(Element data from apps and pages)
--- START ---
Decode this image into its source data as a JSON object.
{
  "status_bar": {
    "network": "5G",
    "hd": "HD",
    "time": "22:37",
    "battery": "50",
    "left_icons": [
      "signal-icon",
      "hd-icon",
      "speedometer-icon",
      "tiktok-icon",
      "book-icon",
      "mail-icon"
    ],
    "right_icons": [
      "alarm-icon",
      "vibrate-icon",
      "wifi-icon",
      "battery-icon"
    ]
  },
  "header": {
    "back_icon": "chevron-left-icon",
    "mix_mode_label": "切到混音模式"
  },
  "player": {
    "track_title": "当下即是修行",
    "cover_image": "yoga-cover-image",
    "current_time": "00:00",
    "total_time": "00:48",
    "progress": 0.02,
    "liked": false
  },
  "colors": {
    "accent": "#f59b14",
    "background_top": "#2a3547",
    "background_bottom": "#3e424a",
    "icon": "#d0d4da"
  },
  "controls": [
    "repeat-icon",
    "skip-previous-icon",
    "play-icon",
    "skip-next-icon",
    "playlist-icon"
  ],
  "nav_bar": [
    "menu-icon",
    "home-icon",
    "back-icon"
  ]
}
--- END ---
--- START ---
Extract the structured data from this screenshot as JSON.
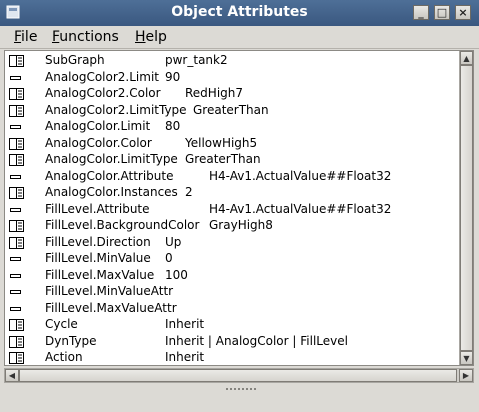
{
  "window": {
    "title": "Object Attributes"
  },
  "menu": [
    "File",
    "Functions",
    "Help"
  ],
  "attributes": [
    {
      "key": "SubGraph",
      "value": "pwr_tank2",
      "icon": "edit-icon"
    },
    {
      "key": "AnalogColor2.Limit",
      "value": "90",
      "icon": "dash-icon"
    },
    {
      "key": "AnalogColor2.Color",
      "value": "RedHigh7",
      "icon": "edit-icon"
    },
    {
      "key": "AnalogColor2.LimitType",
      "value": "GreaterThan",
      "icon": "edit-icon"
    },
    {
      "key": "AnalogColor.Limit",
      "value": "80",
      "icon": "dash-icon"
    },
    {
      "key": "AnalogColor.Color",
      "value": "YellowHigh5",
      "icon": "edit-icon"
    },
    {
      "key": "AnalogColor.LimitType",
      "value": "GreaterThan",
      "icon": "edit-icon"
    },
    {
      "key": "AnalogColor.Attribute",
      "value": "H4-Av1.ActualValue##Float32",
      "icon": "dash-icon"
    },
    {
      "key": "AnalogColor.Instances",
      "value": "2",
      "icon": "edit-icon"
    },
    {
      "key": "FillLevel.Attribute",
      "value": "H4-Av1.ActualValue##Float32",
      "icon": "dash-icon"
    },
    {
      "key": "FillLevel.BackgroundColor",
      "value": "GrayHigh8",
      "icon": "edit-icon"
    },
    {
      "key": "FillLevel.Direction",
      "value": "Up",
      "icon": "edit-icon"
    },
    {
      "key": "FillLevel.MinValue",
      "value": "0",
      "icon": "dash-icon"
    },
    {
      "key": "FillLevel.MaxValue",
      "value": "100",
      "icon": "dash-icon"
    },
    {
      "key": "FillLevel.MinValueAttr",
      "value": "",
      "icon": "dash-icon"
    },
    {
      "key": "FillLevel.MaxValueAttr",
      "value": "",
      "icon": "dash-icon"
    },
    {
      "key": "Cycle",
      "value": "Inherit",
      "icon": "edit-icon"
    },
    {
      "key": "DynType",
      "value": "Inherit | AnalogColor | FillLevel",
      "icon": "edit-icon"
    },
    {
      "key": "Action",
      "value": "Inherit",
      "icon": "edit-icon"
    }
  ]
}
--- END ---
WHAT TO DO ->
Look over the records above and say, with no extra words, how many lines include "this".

RESPONSE AREA ->
2